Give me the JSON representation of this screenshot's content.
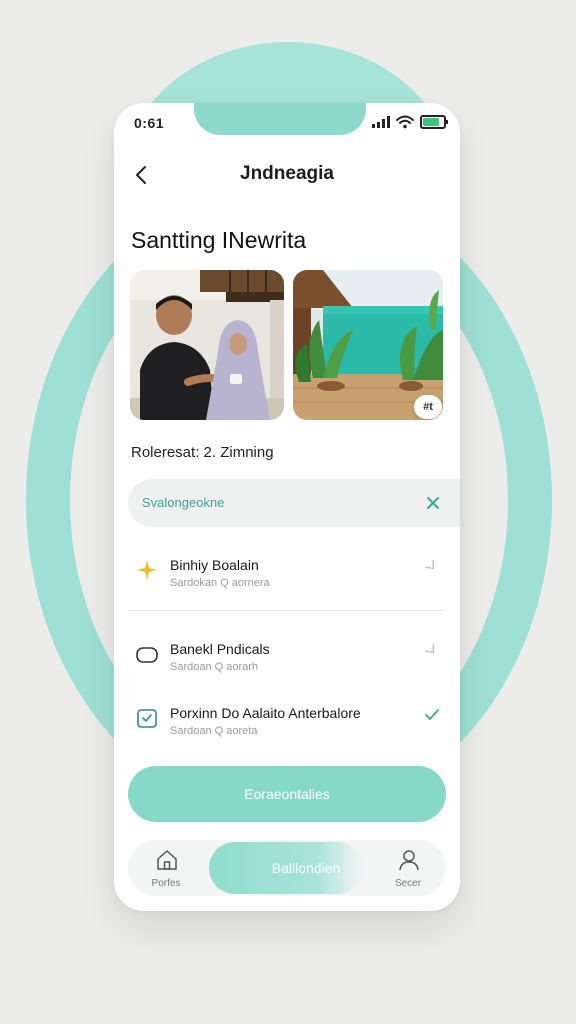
{
  "status": {
    "time": "0:61",
    "battery_level": 0.8
  },
  "header": {
    "title": "Jndneagia"
  },
  "page": {
    "title": "Santting INewrita"
  },
  "photos": {
    "badge": "#t"
  },
  "reference": {
    "text": "Roleresat: 2. Zimning"
  },
  "search": {
    "value": "Svalongeokne"
  },
  "list": {
    "items": [
      {
        "title": "Binhiy Boalain",
        "subtitle": "Sardokan  Q  aornera",
        "icon": "sparkle-icon"
      },
      {
        "title": "Banekl Pndicals",
        "subtitle": "Sardoan  Q  aorarh",
        "icon": "pill-icon"
      },
      {
        "title": "Porxinn Do Aalaito Anterbalore",
        "subtitle": "Sardoan  Q  aoreta",
        "icon": "checkbox-icon"
      }
    ]
  },
  "cta": {
    "label": "Eoraeontalies"
  },
  "tabbar": {
    "home_label": "Porfes",
    "active_label": "Balllondien",
    "profile_label": "Secer"
  },
  "colors": {
    "accent": "#86d8c8",
    "accent_text": "#3aa592",
    "star": "#f0bd2c"
  }
}
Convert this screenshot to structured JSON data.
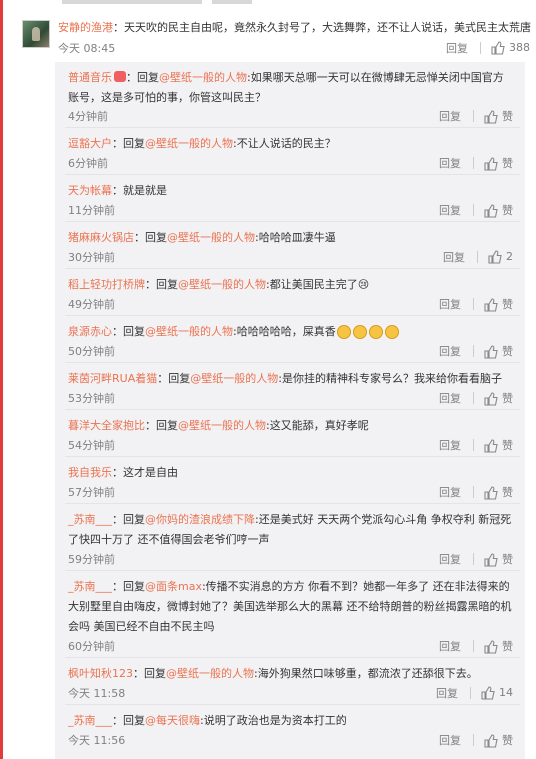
{
  "main_comment": {
    "user": "安静的渔港",
    "colon": "：",
    "text": "天天吹的民主自由呢，竟然永久封号了，大选舞弊，还不让人说话，美式民主太荒唐",
    "time": "今天 08:45",
    "reply_label": "回复",
    "likes": "388"
  },
  "replies": [
    {
      "user": "普通音乐",
      "prefix": "：回复",
      "target": "@壁纸一般的人物",
      "text": ":如果哪天总哪一天可以在微博肆无忌惮关闭中国官方账号，这是多可怕的事，你管这叫民主？",
      "time": "4分钟前",
      "reply_label": "回复",
      "like_label": "赞"
    },
    {
      "user": "逗豁大户",
      "prefix": "：回复",
      "target": "@壁纸一般的人物",
      "text": ":不让人说话的民主？",
      "time": "6分钟前",
      "reply_label": "回复",
      "like_label": "赞"
    },
    {
      "user": "天为帐幕",
      "prefix": "：",
      "target": "",
      "text": "就是就是",
      "time": "11分钟前",
      "reply_label": "回复",
      "like_label": "赞"
    },
    {
      "user": "猪麻麻火锅店",
      "prefix": "：回复",
      "target": "@壁纸一般的人物",
      "text": ":哈哈哈皿凄牛逼",
      "time": "30分钟前",
      "reply_label": "回复",
      "like_label": "2"
    },
    {
      "user": "稻上轻功打桥牌",
      "prefix": "：回复",
      "target": "@壁纸一般的人物",
      "text": ":都让美国民主完了😢",
      "time": "49分钟前",
      "reply_label": "回复",
      "like_label": "赞"
    },
    {
      "user": "泉源赤心",
      "prefix": "：回复",
      "target": "@壁纸一般的人物",
      "text": ":哈哈哈哈哈，屎真香",
      "time": "50分钟前",
      "reply_label": "回复",
      "like_label": "赞"
    },
    {
      "user": "莱茵河畔RUA着猫",
      "prefix": "：回复",
      "target": "@壁纸一般的人物",
      "text": ":是你挂的精神科专家号么？我来给你看看脑子",
      "time": "53分钟前",
      "reply_label": "回复",
      "like_label": "赞"
    },
    {
      "user": "暮洋大全家抱比",
      "prefix": "：回复",
      "target": "@壁纸一般的人物",
      "text": ":这又能舔，真好孝呢",
      "time": "54分钟前",
      "reply_label": "回复",
      "like_label": "赞"
    },
    {
      "user": "我自我乐",
      "prefix": "：",
      "target": "",
      "text": "这才是自由",
      "time": "57分钟前",
      "reply_label": "回复",
      "like_label": "赞"
    },
    {
      "user": "_苏南___",
      "prefix": "：回复",
      "target": "@你妈的渣浪成绩下降",
      "text": ":还是美式好 天天两个党派勾心斗角 争权夺利  新冠死了快四十万了 还不值得国会老爷们哼一声",
      "time": "59分钟前",
      "reply_label": "回复",
      "like_label": "赞"
    },
    {
      "user": "_苏南___",
      "prefix": "：回复",
      "target": "@面条max",
      "text": ":传播不实消息的方方 你看不到？她都一年多了 还在非法得来的大别墅里自由嗨皮，微博封她了？美国选举那么大的黑幕 还不给特朗普的粉丝揭露黑暗的机会吗 美国已经不自由不民主吗",
      "time": "60分钟前",
      "reply_label": "回复",
      "like_label": "赞"
    },
    {
      "user": "枫叶知秋123",
      "prefix": "：回复",
      "target": "@壁纸一般的人物",
      "text": ":海外狗果然口味够重，都流浓了还舔很下去。",
      "time": "今天 11:58",
      "reply_label": "回复",
      "like_label": "14"
    },
    {
      "user": "_苏南___",
      "prefix": "：回复",
      "target": "@每天很嗨",
      "text": ":说明了政治也是为资本打工的",
      "time": "今天 11:56",
      "reply_label": "回复",
      "like_label": "赞"
    }
  ],
  "colors": {
    "accent": "#eb7350",
    "panel": "#f2f2f5",
    "strip": "#e23b3b"
  },
  "icons": {
    "like": "thumbs-up-icon",
    "emoji": "smile-emoji-icon",
    "badge": "heart-badge-icon"
  }
}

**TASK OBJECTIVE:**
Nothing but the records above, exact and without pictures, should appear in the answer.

**EXERCISE SOLUTION:**
Give me the JSON representation of this screenshot's content.
{
  "status": {
    "time": "0:61",
    "battery_level": 0.8
  },
  "header": {
    "title": "Jndneagia"
  },
  "page": {
    "title": "Santting INewrita"
  },
  "photos": {
    "badge": "#t"
  },
  "reference": {
    "text": "Roleresat: 2. Zimning"
  },
  "search": {
    "value": "Svalongeokne"
  },
  "list": {
    "items": [
      {
        "title": "Binhiy Boalain",
        "subtitle": "Sardokan  Q  aornera",
        "icon": "sparkle-icon"
      },
      {
        "title": "Banekl Pndicals",
        "subtitle": "Sardoan  Q  aorarh",
        "icon": "pill-icon"
      },
      {
        "title": "Porxinn Do Aalaito Anterbalore",
        "subtitle": "Sardoan  Q  aoreta",
        "icon": "checkbox-icon"
      }
    ]
  },
  "cta": {
    "label": "Eoraeontalies"
  },
  "tabbar": {
    "home_label": "Porfes",
    "active_label": "Balllondien",
    "profile_label": "Secer"
  },
  "colors": {
    "accent": "#86d8c8",
    "accent_text": "#3aa592",
    "star": "#f0bd2c"
  }
}
Convert this screenshot to structured JSON data.
{
  "main_comment": {
    "user": "安静的渔港",
    "colon": "：",
    "text": "天天吹的民主自由呢，竟然永久封号了，大选舞弊，还不让人说话，美式民主太荒唐",
    "time": "今天 08:45",
    "reply_label": "回复",
    "likes": "388"
  },
  "replies": [
    {
      "user": "普通音乐",
      "prefix": "：回复",
      "target": "@壁纸一般的人物",
      "text": ":如果哪天总哪一天可以在微博肆无忌惮关闭中国官方账号，这是多可怕的事，你管这叫民主？",
      "time": "4分钟前",
      "reply_label": "回复",
      "like_label": "赞"
    },
    {
      "user": "逗豁大户",
      "prefix": "：回复",
      "target": "@壁纸一般的人物",
      "text": ":不让人说话的民主？",
      "time": "6分钟前",
      "reply_label": "回复",
      "like_label": "赞"
    },
    {
      "user": "天为帐幕",
      "prefix": "：",
      "target": "",
      "text": "就是就是",
      "time": "11分钟前",
      "reply_label": "回复",
      "like_label": "赞"
    },
    {
      "user": "猪麻麻火锅店",
      "prefix": "：回复",
      "target": "@壁纸一般的人物",
      "text": ":哈哈哈皿凄牛逼",
      "time": "30分钟前",
      "reply_label": "回复",
      "like_label": "2"
    },
    {
      "user": "稻上轻功打桥牌",
      "prefix": "：回复",
      "target": "@壁纸一般的人物",
      "text": ":都让美国民主完了😢",
      "time": "49分钟前",
      "reply_label": "回复",
      "like_label": "赞"
    },
    {
      "user": "泉源赤心",
      "prefix": "：回复",
      "target": "@壁纸一般的人物",
      "text": ":哈哈哈哈哈，屎真香",
      "time": "50分钟前",
      "reply_label": "回复",
      "like_label": "赞"
    },
    {
      "user": "莱茵河畔RUA着猫",
      "prefix": "：回复",
      "target": "@壁纸一般的人物",
      "text": ":是你挂的精神科专家号么？我来给你看看脑子",
      "time": "53分钟前",
      "reply_label": "回复",
      "like_label": "赞"
    },
    {
      "user": "暮洋大全家抱比",
      "prefix": "：回复",
      "target": "@壁纸一般的人物",
      "text": ":这又能舔，真好孝呢",
      "time": "54分钟前",
      "reply_label": "回复",
      "like_label": "赞"
    },
    {
      "user": "我自我乐",
      "prefix": "：",
      "target": "",
      "text": "这才是自由",
      "time": "57分钟前",
      "reply_label": "回复",
      "like_label": "赞"
    },
    {
      "user": "_苏南___",
      "prefix": "：回复",
      "target": "@你妈的渣浪成绩下降",
      "text": ":还是美式好 天天两个党派勾心斗角 争权夺利  新冠死了快四十万了 还不值得国会老爷们哼一声",
      "time": "59分钟前",
      "reply_label": "回复",
      "like_label": "赞"
    },
    {
      "user": "_苏南___",
      "prefix": "：回复",
      "target": "@面条max",
      "text": ":传播不实消息的方方 你看不到？她都一年多了 还在非法得来的大别墅里自由嗨皮，微博封她了？美国选举那么大的黑幕 还不给特朗普的粉丝揭露黑暗的机会吗 美国已经不自由不民主吗",
      "time": "60分钟前",
      "reply_label": "回复",
      "like_label": "赞"
    },
    {
      "user": "枫叶知秋123",
      "prefix": "：回复",
      "target": "@壁纸一般的人物",
      "text": ":海外狗果然口味够重，都流浓了还舔很下去。",
      "time": "今天 11:58",
      "reply_label": "回复",
      "like_label": "14"
    },
    {
      "user": "_苏南___",
      "prefix": "：回复",
      "target": "@每天很嗨",
      "text": ":说明了政治也是为资本打工的",
      "time": "今天 11:56",
      "reply_label": "回复",
      "like_label": "赞"
    }
  ],
  "colors": {
    "accent": "#eb7350",
    "panel": "#f2f2f5",
    "strip": "#e23b3b"
  },
  "icons": {
    "like": "thumbs-up-icon",
    "emoji": "smile-emoji-icon",
    "badge": "heart-badge-icon"
  }
}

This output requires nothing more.